Turkish President Recep Tayyip Erdogan tossed a letter from Trump threatening to destroy the country's economy in the trash, it has been reported.

Sources close to the Turkish leader told BBC News that Erdogan "thoroughly rejected" the letter dated last Wednesday and chucked it away "in the bin."

A scan of President Trump's letter to Erdogan was tweeted by The New York Times White House correspondent Katie Rogers yesterday, revealing that the commander-in-chief had threatened to destroy the Turkish economy if the country was "responsible for slaughtering thousands of people" during its invasion of northeastern Syria.

The letter was sent days after Trump pulled U.S. troops from the Kurdish controlled region, a move that led to a Turkish invasion of the region and put strain on Kurdish forces trying to hold onto prisoners from the Islamic State militant group.

"Let's work out a good deal! You don't want to be responsible for slaughtering thousands of people, and I don't want to be responsible for destroying the Turkish economy—and I will," the letter began.

It later continued: "History will look upon you favourably if you get this done the right and humane way. It will look upon you forever as the devil if good things don't happen. Don't be a tough guy. Don't be a fool!"

Felt the need to ask WH if this is actually real and it is. pic.twitter.com/bHyIFw6cvO

— Katie Rogers (@katierogers) October 16, 2019

Speaking to BBC News, Turkish presidential sources said: "President Erdogan received the letter, thoroughly rejected it and put it in the bin."

President Trump decided to withdraw U.S. troops from Kurdish-controlled Syria after a phone call with Erdogan on Sunday, October 6.

Newsweek reported that Trump was "rolled" on the call, according to a National Security Council source, who also accused the president of having "no spin."

Turkey launched its invasion of Kurdish-controlled Syria last Wednesday, just days after the call, and hit Kurds with airstrikes and a ground offensive that have reportedly led to civilian deaths and ISIS prisoner escapes.

Kurdish forces now have a deal with the Syrian regime and Russia as they seek to protect their territory with the help of better equipped forces.

The abandonment of U.S.-allied Kurdish forces in Syria has been widely criticised in Washington D.C. by both Democrats and Republicans. In a vote on a joint resolution condemning the president's decision, more than 120 Republicans voted with Democrats to back the motion in a 354-60 vote in favour of the motion.

Voting against the decision in the House yesterday followed earlier criticisms from top Republican senators, including Lindsey Graham of South Carolina and Florida Sen. Marco Rubio.

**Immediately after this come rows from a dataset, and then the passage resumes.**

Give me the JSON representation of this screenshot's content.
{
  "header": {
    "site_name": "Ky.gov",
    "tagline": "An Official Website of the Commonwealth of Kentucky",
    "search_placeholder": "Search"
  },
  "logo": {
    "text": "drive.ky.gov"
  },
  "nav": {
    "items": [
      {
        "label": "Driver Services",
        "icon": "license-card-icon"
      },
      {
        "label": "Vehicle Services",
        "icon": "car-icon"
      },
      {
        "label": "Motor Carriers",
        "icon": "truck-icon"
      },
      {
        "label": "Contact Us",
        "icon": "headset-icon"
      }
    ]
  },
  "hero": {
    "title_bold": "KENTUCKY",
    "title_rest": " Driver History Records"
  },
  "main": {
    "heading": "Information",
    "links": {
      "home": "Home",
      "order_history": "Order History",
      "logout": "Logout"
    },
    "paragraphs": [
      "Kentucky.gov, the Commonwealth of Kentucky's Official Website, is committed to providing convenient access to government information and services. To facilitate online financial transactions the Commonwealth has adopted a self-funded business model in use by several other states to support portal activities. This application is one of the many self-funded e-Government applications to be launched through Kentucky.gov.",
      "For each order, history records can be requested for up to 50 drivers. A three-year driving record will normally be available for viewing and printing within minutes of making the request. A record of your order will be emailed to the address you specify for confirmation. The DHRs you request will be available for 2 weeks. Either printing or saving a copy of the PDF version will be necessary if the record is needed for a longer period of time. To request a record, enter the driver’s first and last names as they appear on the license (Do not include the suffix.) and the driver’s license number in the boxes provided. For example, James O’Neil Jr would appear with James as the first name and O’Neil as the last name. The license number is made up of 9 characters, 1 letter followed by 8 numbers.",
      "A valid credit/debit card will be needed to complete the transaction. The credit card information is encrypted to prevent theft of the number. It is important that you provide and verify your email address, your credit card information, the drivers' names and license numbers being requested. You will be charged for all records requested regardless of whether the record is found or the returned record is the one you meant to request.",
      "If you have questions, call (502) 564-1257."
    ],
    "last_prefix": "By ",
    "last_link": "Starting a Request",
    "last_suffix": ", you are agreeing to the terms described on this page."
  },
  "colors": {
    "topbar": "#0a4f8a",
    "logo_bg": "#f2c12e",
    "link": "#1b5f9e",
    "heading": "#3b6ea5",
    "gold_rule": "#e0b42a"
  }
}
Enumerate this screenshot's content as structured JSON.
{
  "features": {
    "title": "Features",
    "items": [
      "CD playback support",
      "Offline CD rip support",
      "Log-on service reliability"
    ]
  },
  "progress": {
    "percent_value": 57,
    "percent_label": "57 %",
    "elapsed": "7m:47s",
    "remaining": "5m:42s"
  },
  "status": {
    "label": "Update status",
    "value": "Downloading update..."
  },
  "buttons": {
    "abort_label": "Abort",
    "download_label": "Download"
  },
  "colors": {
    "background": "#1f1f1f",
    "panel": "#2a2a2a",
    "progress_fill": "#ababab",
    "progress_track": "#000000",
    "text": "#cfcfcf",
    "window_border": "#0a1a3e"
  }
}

But it is not clear that public opinion is entirely in-line with condemnation of Trump's decision from politicians on Capitol Hill. A CBS News/YouGov poll found that 24 percent of Americans approved of his move while 34 percent disapproved and 41 percent said they hadn't heard enough on the issue to decide.